Copy out all lines of the records in which the word "this" appears.

■ **Dataset extract**:
########

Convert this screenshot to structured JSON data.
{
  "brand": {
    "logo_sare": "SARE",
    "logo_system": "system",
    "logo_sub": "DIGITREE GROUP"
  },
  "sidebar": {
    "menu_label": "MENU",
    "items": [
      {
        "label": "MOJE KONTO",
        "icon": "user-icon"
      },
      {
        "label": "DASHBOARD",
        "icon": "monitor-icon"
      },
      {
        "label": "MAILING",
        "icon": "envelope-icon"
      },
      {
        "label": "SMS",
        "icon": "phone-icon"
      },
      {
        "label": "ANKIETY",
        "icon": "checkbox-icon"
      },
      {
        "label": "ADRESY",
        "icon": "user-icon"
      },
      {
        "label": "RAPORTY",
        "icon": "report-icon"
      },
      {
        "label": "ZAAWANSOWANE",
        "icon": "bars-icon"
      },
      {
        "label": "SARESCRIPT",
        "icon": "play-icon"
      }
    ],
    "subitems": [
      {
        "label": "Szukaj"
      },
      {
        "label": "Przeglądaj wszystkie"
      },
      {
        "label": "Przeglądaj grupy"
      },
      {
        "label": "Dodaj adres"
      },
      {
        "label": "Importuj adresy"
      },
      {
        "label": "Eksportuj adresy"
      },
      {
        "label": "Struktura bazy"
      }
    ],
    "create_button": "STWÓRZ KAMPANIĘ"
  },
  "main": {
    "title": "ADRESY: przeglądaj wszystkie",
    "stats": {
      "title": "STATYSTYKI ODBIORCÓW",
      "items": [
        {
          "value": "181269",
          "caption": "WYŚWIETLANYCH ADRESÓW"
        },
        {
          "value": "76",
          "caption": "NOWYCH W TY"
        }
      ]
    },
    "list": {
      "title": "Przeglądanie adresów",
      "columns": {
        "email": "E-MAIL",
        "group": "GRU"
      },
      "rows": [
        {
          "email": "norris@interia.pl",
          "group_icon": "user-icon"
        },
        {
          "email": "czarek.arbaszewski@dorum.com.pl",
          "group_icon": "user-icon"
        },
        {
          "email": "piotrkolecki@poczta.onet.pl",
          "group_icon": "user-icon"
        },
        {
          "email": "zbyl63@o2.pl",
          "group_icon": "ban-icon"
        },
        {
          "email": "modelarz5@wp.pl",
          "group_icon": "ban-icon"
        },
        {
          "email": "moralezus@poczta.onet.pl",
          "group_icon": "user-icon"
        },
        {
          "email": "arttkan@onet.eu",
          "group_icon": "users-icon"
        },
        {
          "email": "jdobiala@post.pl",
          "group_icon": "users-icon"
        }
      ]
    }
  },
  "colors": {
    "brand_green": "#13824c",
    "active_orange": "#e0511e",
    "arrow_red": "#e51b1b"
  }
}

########

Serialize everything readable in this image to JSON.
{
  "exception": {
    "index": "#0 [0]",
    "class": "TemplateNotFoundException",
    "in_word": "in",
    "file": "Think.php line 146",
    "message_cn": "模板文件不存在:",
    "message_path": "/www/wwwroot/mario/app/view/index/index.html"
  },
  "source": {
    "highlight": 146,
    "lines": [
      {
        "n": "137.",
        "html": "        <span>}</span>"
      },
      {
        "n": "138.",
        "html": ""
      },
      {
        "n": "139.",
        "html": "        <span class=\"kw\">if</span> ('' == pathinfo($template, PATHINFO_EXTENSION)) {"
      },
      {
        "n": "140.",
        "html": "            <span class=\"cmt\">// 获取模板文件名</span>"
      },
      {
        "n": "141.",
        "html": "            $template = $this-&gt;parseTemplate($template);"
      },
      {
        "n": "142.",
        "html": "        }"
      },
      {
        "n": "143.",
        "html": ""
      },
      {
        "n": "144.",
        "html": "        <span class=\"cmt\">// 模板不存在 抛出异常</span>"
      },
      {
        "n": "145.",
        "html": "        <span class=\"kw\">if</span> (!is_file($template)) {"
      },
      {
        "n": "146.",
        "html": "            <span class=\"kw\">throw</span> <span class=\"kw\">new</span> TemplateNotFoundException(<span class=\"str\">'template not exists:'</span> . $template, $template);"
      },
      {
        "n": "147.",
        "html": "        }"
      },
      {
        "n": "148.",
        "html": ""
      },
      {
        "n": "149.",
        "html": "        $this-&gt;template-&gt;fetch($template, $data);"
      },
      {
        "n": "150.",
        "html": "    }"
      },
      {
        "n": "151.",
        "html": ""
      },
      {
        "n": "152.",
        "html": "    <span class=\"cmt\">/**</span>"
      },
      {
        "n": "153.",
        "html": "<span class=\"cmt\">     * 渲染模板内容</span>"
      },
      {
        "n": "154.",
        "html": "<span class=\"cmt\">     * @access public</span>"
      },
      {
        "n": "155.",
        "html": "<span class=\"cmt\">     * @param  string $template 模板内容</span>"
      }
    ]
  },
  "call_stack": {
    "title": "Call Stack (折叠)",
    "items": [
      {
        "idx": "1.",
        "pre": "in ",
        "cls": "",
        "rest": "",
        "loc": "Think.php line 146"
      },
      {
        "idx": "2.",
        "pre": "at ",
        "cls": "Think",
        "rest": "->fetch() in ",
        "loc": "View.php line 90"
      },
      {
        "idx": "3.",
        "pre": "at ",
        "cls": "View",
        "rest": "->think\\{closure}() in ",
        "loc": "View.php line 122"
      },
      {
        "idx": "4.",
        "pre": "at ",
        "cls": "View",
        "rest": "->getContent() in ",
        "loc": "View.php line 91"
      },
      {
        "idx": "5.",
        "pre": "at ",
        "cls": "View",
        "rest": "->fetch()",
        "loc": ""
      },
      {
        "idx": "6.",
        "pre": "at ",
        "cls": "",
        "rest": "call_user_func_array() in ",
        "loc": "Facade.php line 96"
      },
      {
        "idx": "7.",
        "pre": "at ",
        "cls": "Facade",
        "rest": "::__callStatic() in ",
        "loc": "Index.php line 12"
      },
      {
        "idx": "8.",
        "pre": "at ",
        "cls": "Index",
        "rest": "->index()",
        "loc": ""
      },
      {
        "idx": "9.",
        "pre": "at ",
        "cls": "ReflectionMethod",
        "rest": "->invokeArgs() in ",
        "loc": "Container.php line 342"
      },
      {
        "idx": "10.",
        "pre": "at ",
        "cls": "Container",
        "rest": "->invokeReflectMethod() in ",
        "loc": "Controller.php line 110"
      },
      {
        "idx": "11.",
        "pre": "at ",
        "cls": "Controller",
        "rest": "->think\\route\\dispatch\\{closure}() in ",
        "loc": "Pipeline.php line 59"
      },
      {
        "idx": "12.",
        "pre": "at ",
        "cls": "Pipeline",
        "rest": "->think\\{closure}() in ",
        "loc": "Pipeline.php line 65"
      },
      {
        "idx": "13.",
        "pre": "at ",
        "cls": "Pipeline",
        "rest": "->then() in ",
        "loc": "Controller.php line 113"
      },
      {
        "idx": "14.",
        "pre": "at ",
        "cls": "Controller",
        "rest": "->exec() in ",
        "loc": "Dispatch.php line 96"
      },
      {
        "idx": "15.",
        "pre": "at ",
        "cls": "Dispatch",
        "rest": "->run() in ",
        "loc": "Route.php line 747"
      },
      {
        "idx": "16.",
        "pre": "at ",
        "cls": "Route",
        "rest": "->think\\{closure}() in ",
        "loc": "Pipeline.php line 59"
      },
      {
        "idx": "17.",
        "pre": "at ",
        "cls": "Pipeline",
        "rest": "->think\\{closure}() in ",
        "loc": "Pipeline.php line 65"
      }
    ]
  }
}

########

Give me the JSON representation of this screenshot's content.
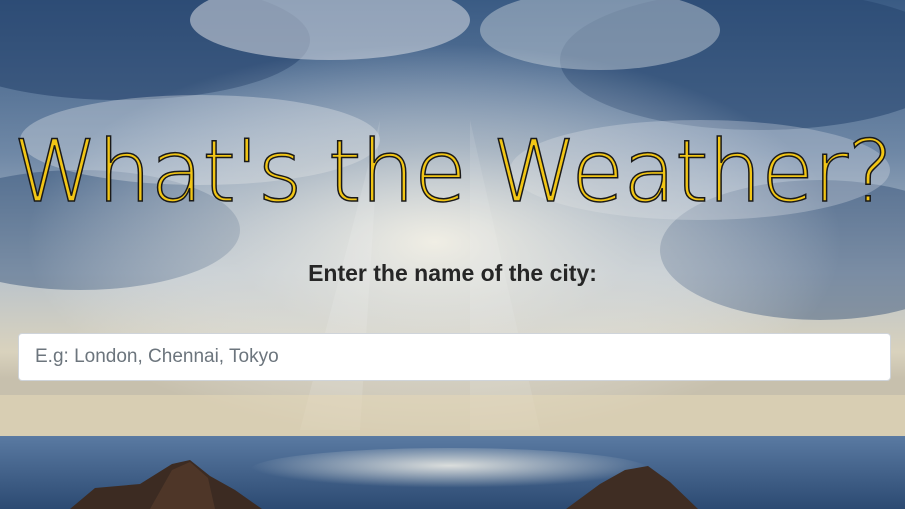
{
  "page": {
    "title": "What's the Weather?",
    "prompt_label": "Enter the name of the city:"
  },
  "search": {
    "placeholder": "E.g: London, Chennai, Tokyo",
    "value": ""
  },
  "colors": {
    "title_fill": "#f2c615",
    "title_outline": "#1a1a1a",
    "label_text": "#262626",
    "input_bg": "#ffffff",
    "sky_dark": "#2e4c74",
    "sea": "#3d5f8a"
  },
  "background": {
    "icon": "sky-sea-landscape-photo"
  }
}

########

■ **Output**:
Convert this screenshot to structured JSON data.
Serialize everything readable in this image to JSON.
        "html": "            $template = $this-&gt;parseTemplate($template);"
        "html": "        $this-&gt;template-&gt;fetch($template, $data);"
Give me the JSON representation of this screenshot's content.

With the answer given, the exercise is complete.